[Start of Attachment]

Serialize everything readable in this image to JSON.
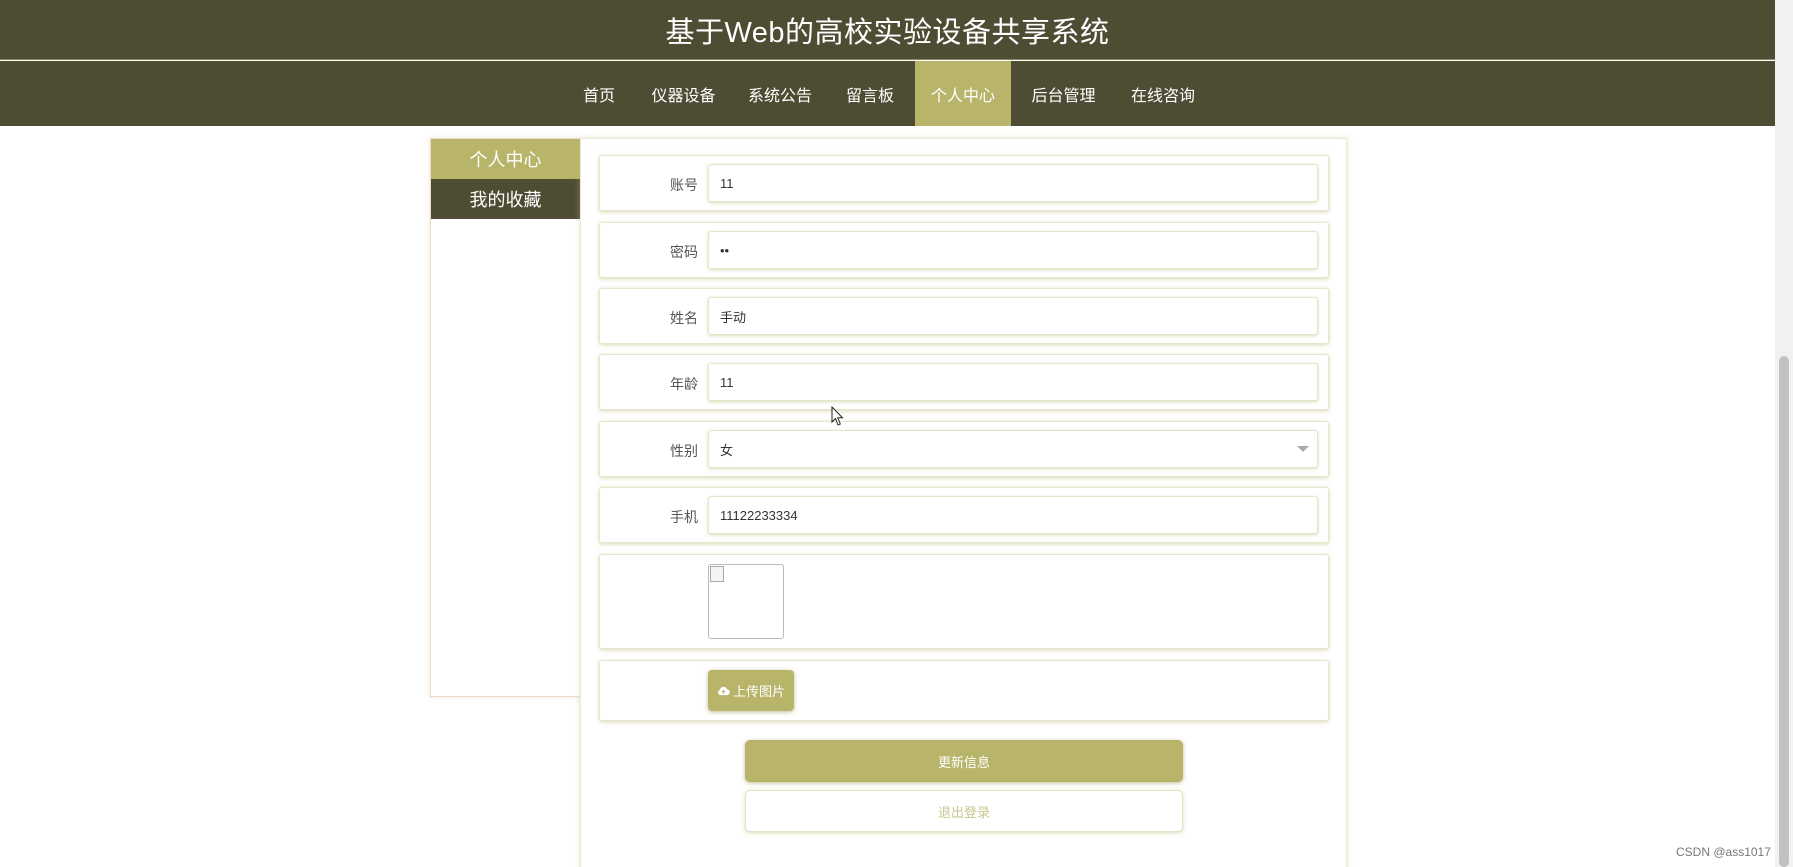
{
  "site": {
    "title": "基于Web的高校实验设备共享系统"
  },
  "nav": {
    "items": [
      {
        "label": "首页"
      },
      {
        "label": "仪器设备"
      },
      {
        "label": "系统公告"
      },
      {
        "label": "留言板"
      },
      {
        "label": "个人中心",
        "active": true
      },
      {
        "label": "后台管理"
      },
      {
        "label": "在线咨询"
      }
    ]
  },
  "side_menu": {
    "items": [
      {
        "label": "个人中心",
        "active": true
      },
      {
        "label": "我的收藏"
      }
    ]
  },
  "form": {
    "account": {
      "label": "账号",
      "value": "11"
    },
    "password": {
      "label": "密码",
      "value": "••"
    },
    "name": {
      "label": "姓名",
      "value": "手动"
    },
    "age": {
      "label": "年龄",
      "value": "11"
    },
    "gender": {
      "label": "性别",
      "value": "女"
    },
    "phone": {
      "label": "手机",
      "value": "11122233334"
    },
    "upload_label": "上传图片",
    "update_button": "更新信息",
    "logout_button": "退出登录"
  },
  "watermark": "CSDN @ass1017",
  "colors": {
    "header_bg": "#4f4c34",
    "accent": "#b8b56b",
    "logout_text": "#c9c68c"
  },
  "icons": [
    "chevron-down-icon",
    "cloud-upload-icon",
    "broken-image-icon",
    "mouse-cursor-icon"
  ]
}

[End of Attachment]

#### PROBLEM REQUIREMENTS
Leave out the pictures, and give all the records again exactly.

#### EXERCISE OUTPUT
Serialize everything readable in this image to JSON.
{
  "site": {
    "title": "基于Web的高校实验设备共享系统"
  },
  "nav": {
    "items": [
      {
        "label": "首页"
      },
      {
        "label": "仪器设备"
      },
      {
        "label": "系统公告"
      },
      {
        "label": "留言板"
      },
      {
        "label": "个人中心",
        "active": true
      },
      {
        "label": "后台管理"
      },
      {
        "label": "在线咨询"
      }
    ]
  },
  "side_menu": {
    "items": [
      {
        "label": "个人中心",
        "active": true
      },
      {
        "label": "我的收藏"
      }
    ]
  },
  "form": {
    "account": {
      "label": "账号",
      "value": "11"
    },
    "password": {
      "label": "密码",
      "value": "••"
    },
    "name": {
      "label": "姓名",
      "value": "手动"
    },
    "age": {
      "label": "年龄",
      "value": "11"
    },
    "gender": {
      "label": "性别",
      "value": "女"
    },
    "phone": {
      "label": "手机",
      "value": "11122233334"
    },
    "upload_label": "上传图片",
    "update_button": "更新信息",
    "logout_button": "退出登录"
  },
  "watermark": "CSDN @ass1017",
  "colors": {
    "header_bg": "#4f4c34",
    "accent": "#b8b56b",
    "logout_text": "#c9c68c"
  },
  "icons": [
    "chevron-down-icon",
    "cloud-upload-icon",
    "broken-image-icon",
    "mouse-cursor-icon"
  ]
}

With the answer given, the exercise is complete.